Data shown Block Start
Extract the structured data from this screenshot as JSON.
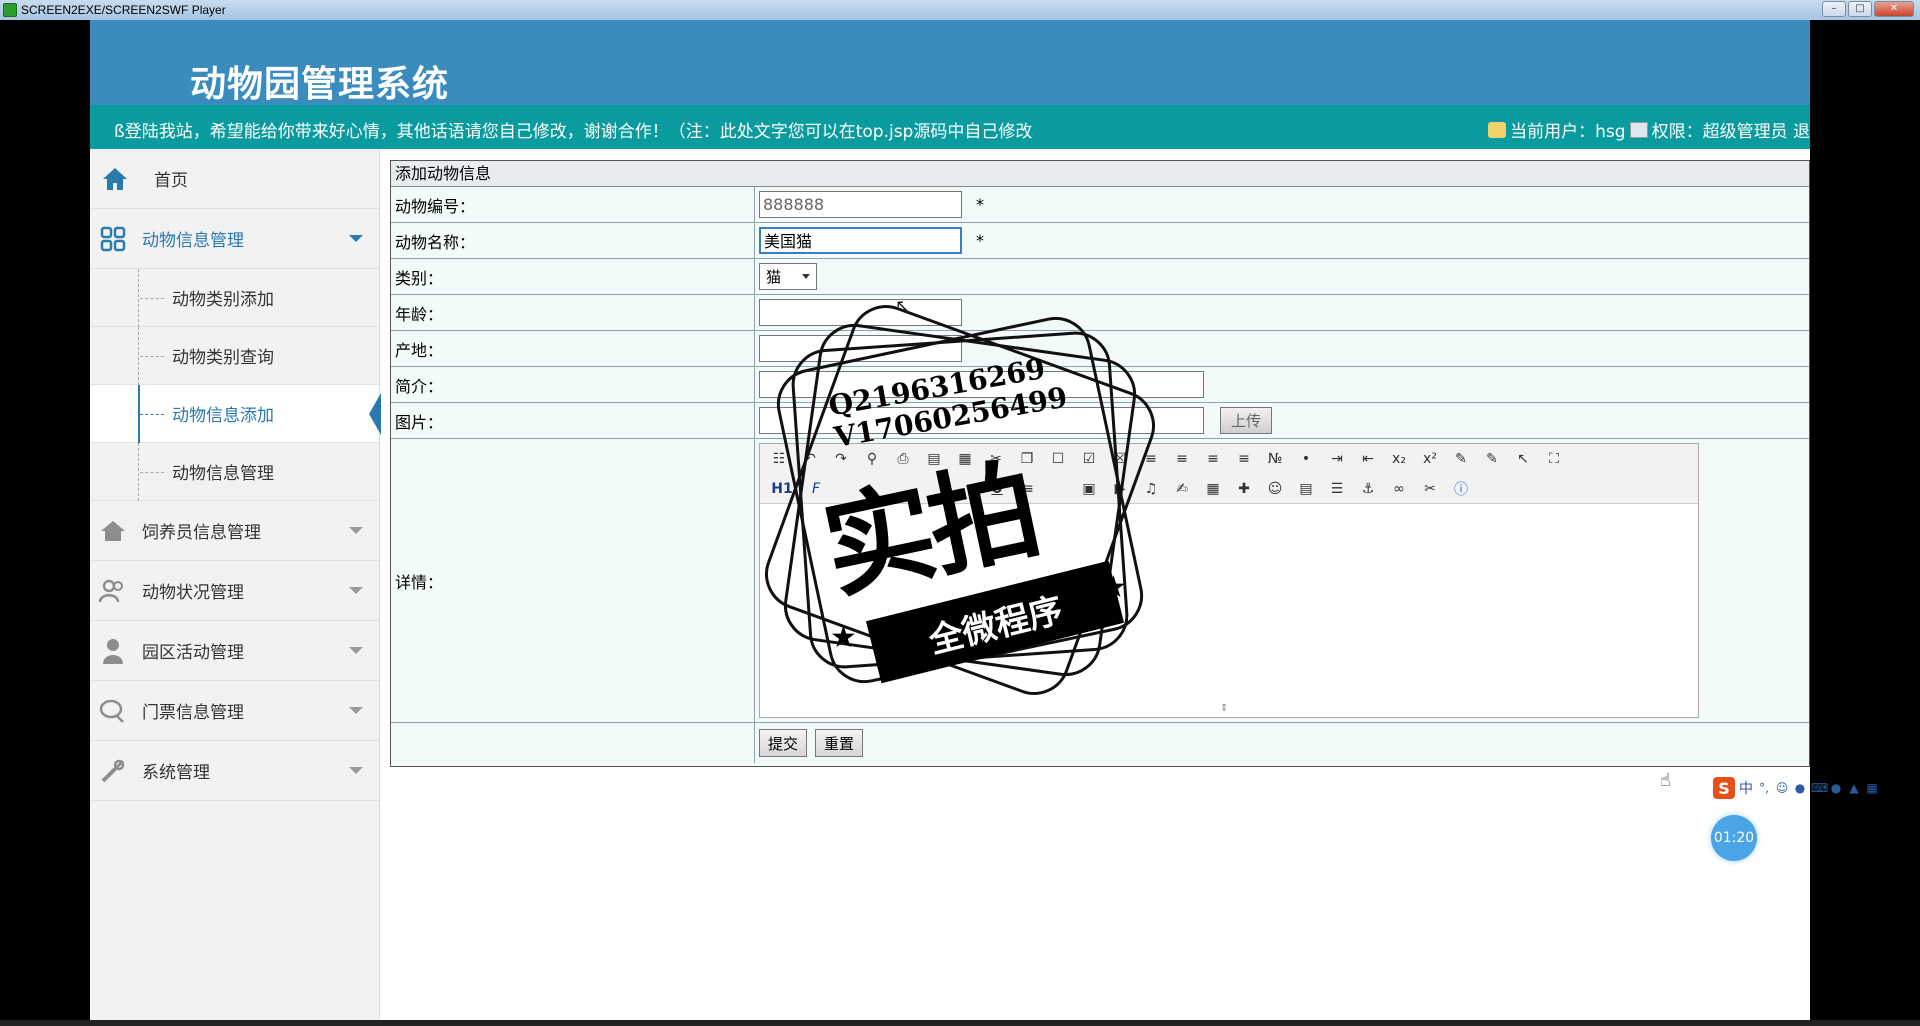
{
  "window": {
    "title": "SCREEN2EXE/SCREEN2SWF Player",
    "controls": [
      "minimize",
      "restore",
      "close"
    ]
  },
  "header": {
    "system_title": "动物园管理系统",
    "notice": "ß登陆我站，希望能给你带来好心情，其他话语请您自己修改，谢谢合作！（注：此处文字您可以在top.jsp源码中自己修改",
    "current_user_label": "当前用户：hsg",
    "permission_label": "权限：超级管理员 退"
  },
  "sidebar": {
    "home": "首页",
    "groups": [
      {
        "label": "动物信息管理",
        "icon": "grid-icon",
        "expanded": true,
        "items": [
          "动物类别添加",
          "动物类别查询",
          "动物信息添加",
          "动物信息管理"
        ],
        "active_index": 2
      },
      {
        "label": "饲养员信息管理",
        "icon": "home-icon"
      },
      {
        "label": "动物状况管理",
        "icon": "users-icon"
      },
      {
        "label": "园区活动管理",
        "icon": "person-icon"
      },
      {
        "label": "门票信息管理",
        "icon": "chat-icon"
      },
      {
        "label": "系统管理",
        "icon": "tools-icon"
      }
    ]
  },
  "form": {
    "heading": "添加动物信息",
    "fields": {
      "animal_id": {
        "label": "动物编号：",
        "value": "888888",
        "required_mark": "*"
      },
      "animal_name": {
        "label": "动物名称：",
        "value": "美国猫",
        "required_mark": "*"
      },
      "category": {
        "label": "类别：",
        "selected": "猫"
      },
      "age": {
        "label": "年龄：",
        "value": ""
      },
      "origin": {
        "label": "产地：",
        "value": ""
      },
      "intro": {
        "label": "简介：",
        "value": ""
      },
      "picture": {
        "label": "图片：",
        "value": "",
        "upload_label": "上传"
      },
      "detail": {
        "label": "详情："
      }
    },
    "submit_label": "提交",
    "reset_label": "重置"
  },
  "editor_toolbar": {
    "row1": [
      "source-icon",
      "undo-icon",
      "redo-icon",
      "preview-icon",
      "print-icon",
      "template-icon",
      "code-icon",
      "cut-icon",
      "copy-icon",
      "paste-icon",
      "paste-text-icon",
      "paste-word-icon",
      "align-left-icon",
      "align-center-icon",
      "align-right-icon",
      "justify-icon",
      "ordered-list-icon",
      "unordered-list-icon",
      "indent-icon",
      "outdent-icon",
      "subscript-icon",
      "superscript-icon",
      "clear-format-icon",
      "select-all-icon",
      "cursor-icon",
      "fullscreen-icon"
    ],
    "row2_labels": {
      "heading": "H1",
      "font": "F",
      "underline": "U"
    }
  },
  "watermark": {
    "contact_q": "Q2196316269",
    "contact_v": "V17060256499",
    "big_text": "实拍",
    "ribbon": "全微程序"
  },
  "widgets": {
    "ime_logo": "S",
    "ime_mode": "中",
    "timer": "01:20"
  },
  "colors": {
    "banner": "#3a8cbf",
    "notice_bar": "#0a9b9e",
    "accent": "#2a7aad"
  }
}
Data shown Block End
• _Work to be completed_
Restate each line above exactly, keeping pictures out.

• _Exercise solution_
Extract the structured data from this screenshot as JSON.
{
  "window": {
    "title": "SCREEN2EXE/SCREEN2SWF Player",
    "controls": [
      "minimize",
      "restore",
      "close"
    ]
  },
  "header": {
    "system_title": "动物园管理系统",
    "notice": "ß登陆我站，希望能给你带来好心情，其他话语请您自己修改，谢谢合作！（注：此处文字您可以在top.jsp源码中自己修改",
    "current_user_label": "当前用户：hsg",
    "permission_label": "权限：超级管理员 退"
  },
  "sidebar": {
    "home": "首页",
    "groups": [
      {
        "label": "动物信息管理",
        "icon": "grid-icon",
        "expanded": true,
        "items": [
          "动物类别添加",
          "动物类别查询",
          "动物信息添加",
          "动物信息管理"
        ],
        "active_index": 2
      },
      {
        "label": "饲养员信息管理",
        "icon": "home-icon"
      },
      {
        "label": "动物状况管理",
        "icon": "users-icon"
      },
      {
        "label": "园区活动管理",
        "icon": "person-icon"
      },
      {
        "label": "门票信息管理",
        "icon": "chat-icon"
      },
      {
        "label": "系统管理",
        "icon": "tools-icon"
      }
    ]
  },
  "form": {
    "heading": "添加动物信息",
    "fields": {
      "animal_id": {
        "label": "动物编号：",
        "value": "888888",
        "required_mark": "*"
      },
      "animal_name": {
        "label": "动物名称：",
        "value": "美国猫",
        "required_mark": "*"
      },
      "category": {
        "label": "类别：",
        "selected": "猫"
      },
      "age": {
        "label": "年龄：",
        "value": ""
      },
      "origin": {
        "label": "产地：",
        "value": ""
      },
      "intro": {
        "label": "简介：",
        "value": ""
      },
      "picture": {
        "label": "图片：",
        "value": "",
        "upload_label": "上传"
      },
      "detail": {
        "label": "详情："
      }
    },
    "submit_label": "提交",
    "reset_label": "重置"
  },
  "editor_toolbar": {
    "row1": [
      "source-icon",
      "undo-icon",
      "redo-icon",
      "preview-icon",
      "print-icon",
      "template-icon",
      "code-icon",
      "cut-icon",
      "copy-icon",
      "paste-icon",
      "paste-text-icon",
      "paste-word-icon",
      "align-left-icon",
      "align-center-icon",
      "align-right-icon",
      "justify-icon",
      "ordered-list-icon",
      "unordered-list-icon",
      "indent-icon",
      "outdent-icon",
      "subscript-icon",
      "superscript-icon",
      "clear-format-icon",
      "select-all-icon",
      "cursor-icon",
      "fullscreen-icon"
    ],
    "row2_labels": {
      "heading": "H1",
      "font": "F",
      "underline": "U"
    }
  },
  "watermark": {
    "contact_q": "Q2196316269",
    "contact_v": "V17060256499",
    "big_text": "实拍",
    "ribbon": "全微程序"
  },
  "widgets": {
    "ime_logo": "S",
    "ime_mode": "中",
    "timer": "01:20"
  },
  "colors": {
    "banner": "#3a8cbf",
    "notice_bar": "#0a9b9e",
    "accent": "#2a7aad"
  }
}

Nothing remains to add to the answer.